Task prompt
The response must consist of all the records, retyped exactly.

Available records
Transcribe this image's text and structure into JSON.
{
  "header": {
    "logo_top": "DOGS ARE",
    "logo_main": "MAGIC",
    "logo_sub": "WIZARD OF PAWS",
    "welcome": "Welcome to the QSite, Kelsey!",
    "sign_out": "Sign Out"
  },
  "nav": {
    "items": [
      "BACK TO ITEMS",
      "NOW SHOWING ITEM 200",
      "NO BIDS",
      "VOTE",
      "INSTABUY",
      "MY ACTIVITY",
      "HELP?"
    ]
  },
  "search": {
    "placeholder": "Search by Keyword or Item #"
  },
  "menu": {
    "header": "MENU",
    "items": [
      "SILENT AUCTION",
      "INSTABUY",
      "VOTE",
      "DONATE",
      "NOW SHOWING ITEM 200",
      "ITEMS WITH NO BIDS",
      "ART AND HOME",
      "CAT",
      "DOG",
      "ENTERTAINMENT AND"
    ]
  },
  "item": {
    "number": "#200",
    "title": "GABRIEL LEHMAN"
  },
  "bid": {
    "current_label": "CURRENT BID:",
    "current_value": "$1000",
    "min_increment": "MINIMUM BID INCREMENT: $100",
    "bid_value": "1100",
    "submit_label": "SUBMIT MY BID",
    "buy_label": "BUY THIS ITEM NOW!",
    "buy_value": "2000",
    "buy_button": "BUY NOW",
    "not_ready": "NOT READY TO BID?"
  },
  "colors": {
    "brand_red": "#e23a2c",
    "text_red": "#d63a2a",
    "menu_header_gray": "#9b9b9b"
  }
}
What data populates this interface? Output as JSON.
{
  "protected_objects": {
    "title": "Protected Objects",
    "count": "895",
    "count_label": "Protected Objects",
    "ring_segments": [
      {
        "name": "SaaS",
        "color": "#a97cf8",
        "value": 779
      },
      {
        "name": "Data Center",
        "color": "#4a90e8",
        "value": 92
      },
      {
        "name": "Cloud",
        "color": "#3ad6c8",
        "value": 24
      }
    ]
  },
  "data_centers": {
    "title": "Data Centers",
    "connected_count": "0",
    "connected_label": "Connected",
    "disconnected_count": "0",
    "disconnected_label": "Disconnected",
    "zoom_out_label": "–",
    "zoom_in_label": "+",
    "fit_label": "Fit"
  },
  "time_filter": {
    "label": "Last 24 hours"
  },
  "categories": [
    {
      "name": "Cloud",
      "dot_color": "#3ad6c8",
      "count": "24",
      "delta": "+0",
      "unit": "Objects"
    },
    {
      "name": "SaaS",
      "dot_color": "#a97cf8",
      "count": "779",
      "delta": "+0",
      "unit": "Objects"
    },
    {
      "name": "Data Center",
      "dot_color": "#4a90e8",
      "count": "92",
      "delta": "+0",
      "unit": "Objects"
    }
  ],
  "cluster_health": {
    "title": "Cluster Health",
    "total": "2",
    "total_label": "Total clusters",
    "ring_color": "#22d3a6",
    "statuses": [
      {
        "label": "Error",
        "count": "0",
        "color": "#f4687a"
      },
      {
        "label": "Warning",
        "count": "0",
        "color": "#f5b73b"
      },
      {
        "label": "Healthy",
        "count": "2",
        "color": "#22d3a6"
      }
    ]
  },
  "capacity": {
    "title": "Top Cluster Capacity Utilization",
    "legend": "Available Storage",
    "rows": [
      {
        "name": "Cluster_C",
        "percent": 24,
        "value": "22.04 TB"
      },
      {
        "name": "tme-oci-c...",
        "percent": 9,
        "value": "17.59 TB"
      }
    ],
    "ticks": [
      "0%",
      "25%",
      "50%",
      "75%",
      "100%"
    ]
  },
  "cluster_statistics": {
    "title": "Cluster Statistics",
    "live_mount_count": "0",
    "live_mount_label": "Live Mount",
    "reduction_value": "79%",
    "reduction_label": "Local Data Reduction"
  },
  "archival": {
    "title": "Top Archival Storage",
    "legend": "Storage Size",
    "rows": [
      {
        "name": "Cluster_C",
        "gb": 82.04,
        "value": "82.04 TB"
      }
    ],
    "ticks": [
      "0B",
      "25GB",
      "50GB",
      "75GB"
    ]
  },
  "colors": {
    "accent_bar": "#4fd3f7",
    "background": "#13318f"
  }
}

Task answer
Transcribe this image's text and structure into JSON.
{
  "header": {
    "logo_top": "DOGS ARE",
    "logo_main": "MAGIC",
    "logo_sub": "WIZARD OF PAWS",
    "welcome": "Welcome to the QSite, Kelsey!",
    "sign_out": "Sign Out"
  },
  "nav": {
    "items": [
      "BACK TO ITEMS",
      "NOW SHOWING ITEM 200",
      "NO BIDS",
      "VOTE",
      "INSTABUY",
      "MY ACTIVITY",
      "HELP?"
    ]
  },
  "search": {
    "placeholder": "Search by Keyword or Item #"
  },
  "menu": {
    "header": "MENU",
    "items": [
      "SILENT AUCTION",
      "INSTABUY",
      "VOTE",
      "DONATE",
      "NOW SHOWING ITEM 200",
      "ITEMS WITH NO BIDS",
      "ART AND HOME",
      "CAT",
      "DOG",
      "ENTERTAINMENT AND"
    ]
  },
  "item": {
    "number": "#200",
    "title": "GABRIEL LEHMAN"
  },
  "bid": {
    "current_label": "CURRENT BID:",
    "current_value": "$1000",
    "min_increment": "MINIMUM BID INCREMENT: $100",
    "bid_value": "1100",
    "submit_label": "SUBMIT MY BID",
    "buy_label": "BUY THIS ITEM NOW!",
    "buy_value": "2000",
    "buy_button": "BUY NOW",
    "not_ready": "NOT READY TO BID?"
  },
  "colors": {
    "brand_red": "#e23a2c",
    "text_red": "#d63a2a",
    "menu_header_gray": "#9b9b9b"
  }
}
What data populates this interface? Output as JSON.
{
  "protected_objects": {
    "title": "Protected Objects",
    "count": "895",
    "count_label": "Protected Objects",
    "ring_segments": [
      {
        "name": "SaaS",
        "color": "#a97cf8",
        "value": 779
      },
      {
        "name": "Data Center",
        "color": "#4a90e8",
        "value": 92
      },
      {
        "name": "Cloud",
        "color": "#3ad6c8",
        "value": 24
      }
    ]
  },
  "data_centers": {
    "title": "Data Centers",
    "connected_count": "0",
    "connected_label": "Connected",
    "disconnected_count": "0",
    "disconnected_label": "Disconnected",
    "zoom_out_label": "–",
    "zoom_in_label": "+",
    "fit_label": "Fit"
  },
  "time_filter": {
    "label": "Last 24 hours"
  },
  "categories": [
    {
      "name": "Cloud",
      "dot_color": "#3ad6c8",
      "count": "24",
      "delta": "+0",
      "unit": "Objects"
    },
    {
      "name": "SaaS",
      "dot_color": "#a97cf8",
      "count": "779",
      "delta": "+0",
      "unit": "Objects"
    },
    {
      "name": "Data Center",
      "dot_color": "#4a90e8",
      "count": "92",
      "delta": "+0",
      "unit": "Objects"
    }
  ],
  "cluster_health": {
    "title": "Cluster Health",
    "total": "2",
    "total_label": "Total clusters",
    "ring_color": "#22d3a6",
    "statuses": [
      {
        "label": "Error",
        "count": "0",
        "color": "#f4687a"
      },
      {
        "label": "Warning",
        "count": "0",
        "color": "#f5b73b"
      },
      {
        "label": "Healthy",
        "count": "2",
        "color": "#22d3a6"
      }
    ]
  },
  "capacity": {
    "title": "Top Cluster Capacity Utilization",
    "legend": "Available Storage",
    "rows": [
      {
        "name": "Cluster_C",
        "percent": 24,
        "value": "22.04 TB"
      },
      {
        "name": "tme-oci-c...",
        "percent": 9,
        "value": "17.59 TB"
      }
    ],
    "ticks": [
      "0%",
      "25%",
      "50%",
      "75%",
      "100%"
    ]
  },
  "cluster_statistics": {
    "title": "Cluster Statistics",
    "live_mount_count": "0",
    "live_mount_label": "Live Mount",
    "reduction_value": "79%",
    "reduction_label": "Local Data Reduction"
  },
  "archival": {
    "title": "Top Archival Storage",
    "legend": "Storage Size",
    "rows": [
      {
        "name": "Cluster_C",
        "gb": 82.04,
        "value": "82.04 TB"
      }
    ],
    "ticks": [
      "0B",
      "25GB",
      "50GB",
      "75GB"
    ]
  },
  "colors": {
    "accent_bar": "#4fd3f7",
    "background": "#13318f"
  }
}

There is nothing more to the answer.